Data supplied: Begin

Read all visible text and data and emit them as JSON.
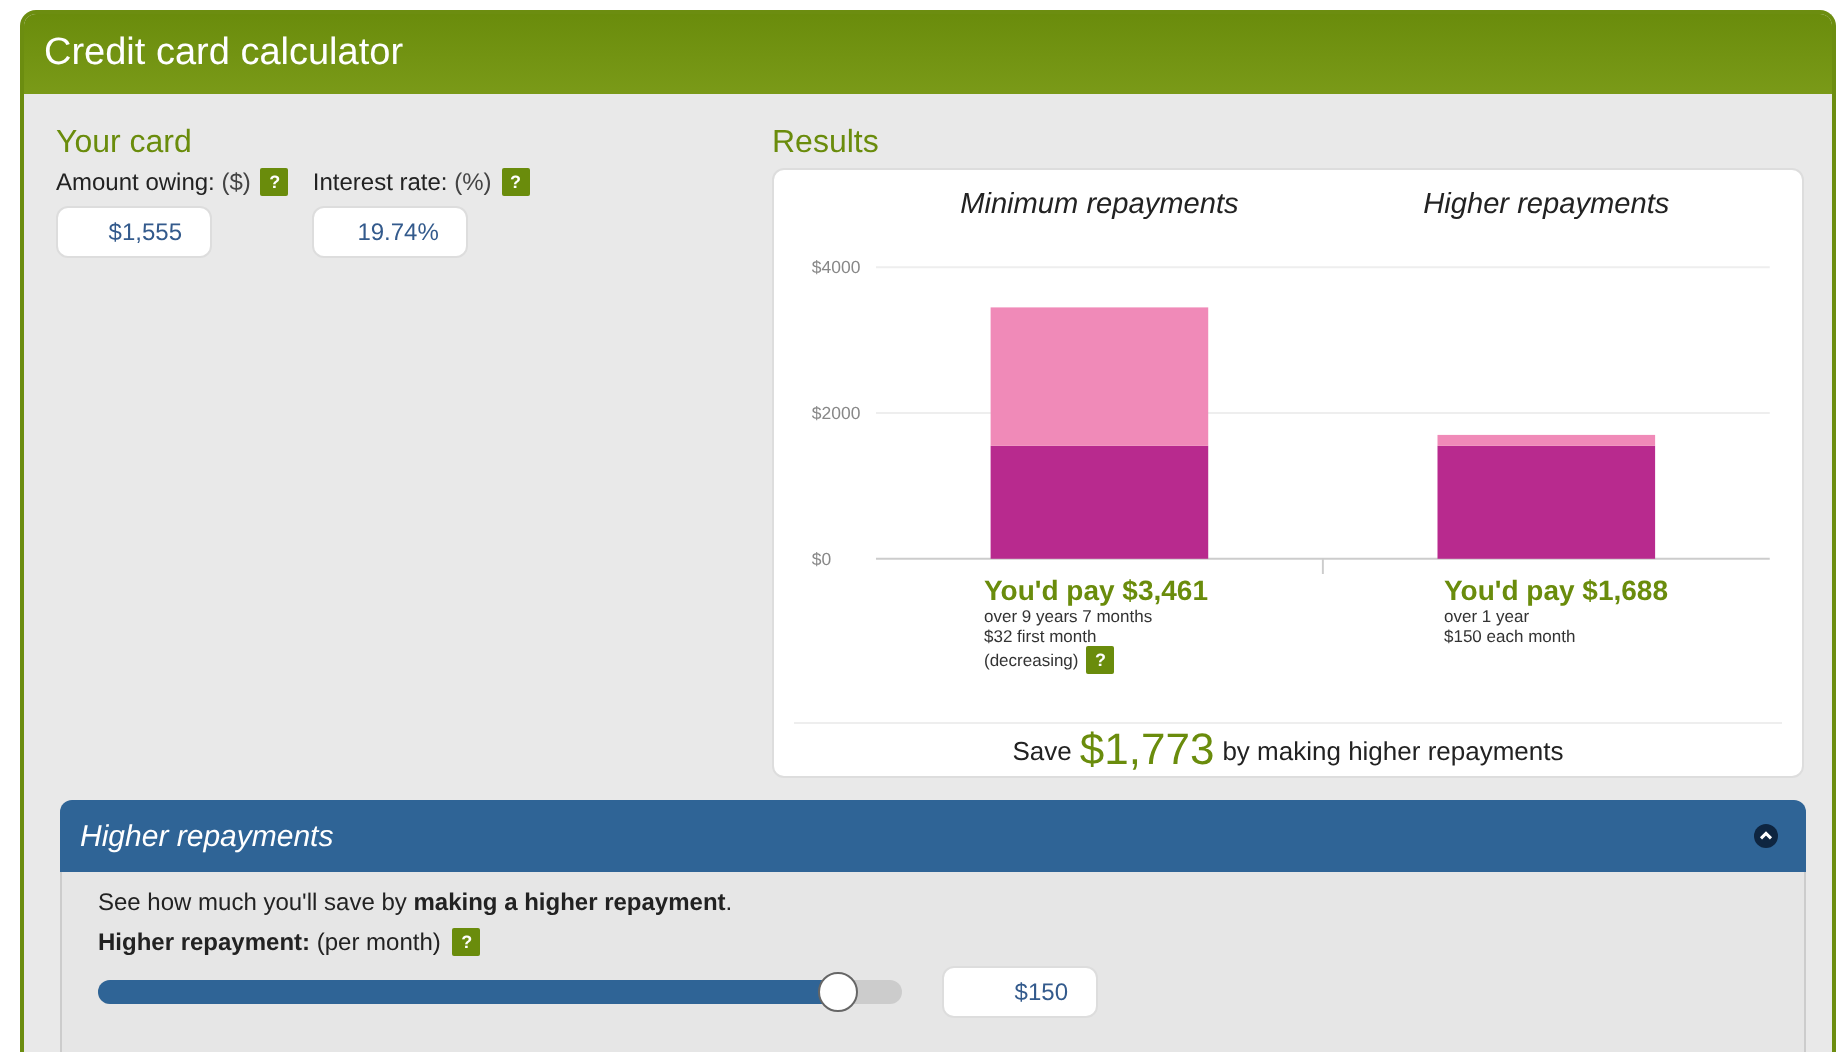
{
  "title": "Credit card calculator",
  "your_card": {
    "heading": "Your card",
    "fields": [
      {
        "label": "Amount owing:",
        "unit": "($)",
        "help": "?",
        "value": "$1,555"
      },
      {
        "label": "Interest rate:",
        "unit": "(%)",
        "help": "?",
        "value": "19.74%"
      }
    ]
  },
  "results": {
    "heading": "Results",
    "chart_data": {
      "type": "bar",
      "stacked": true,
      "categories": [
        "Minimum repayments",
        "Higher repayments"
      ],
      "series": [
        {
          "color": "#b82a8e",
          "values": [
            1550,
            1550
          ]
        },
        {
          "color": "#f08ab8",
          "values": [
            1900,
            150
          ]
        }
      ],
      "ylim": [
        0,
        4000
      ],
      "yticks": [
        {
          "value": 0,
          "label": "$0"
        },
        {
          "value": 2000,
          "label": "$2000"
        },
        {
          "value": 4000,
          "label": "$4000"
        }
      ]
    },
    "outcomes": [
      {
        "total": "You'd pay $3,461",
        "lines": [
          "over 9 years 7 months",
          "$32 first month",
          "(decreasing)"
        ],
        "help": "?"
      },
      {
        "total": "You'd pay $1,688",
        "lines": [
          "over 1 year",
          "$150 each month"
        ]
      }
    ],
    "saving": {
      "before": "Save",
      "amount": "$1,773",
      "after": "by making higher repayments"
    }
  },
  "higher": {
    "title": "Higher repayments",
    "expanded": true,
    "intro": "See how much you'll save by **making a higher repayment**.",
    "label": "Higher repayment:",
    "unit": "(per month)",
    "help": "?",
    "slider": {
      "level": 0.92
    },
    "value": "$150"
  }
}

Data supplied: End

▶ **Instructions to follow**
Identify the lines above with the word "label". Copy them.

▶ **Finished task**
        "label": "Amount owing:",
        "label": "Interest rate:",
          "label": "$0"
          "label": "$2000"
          "label": "$4000"
    "label": "Higher repayment:",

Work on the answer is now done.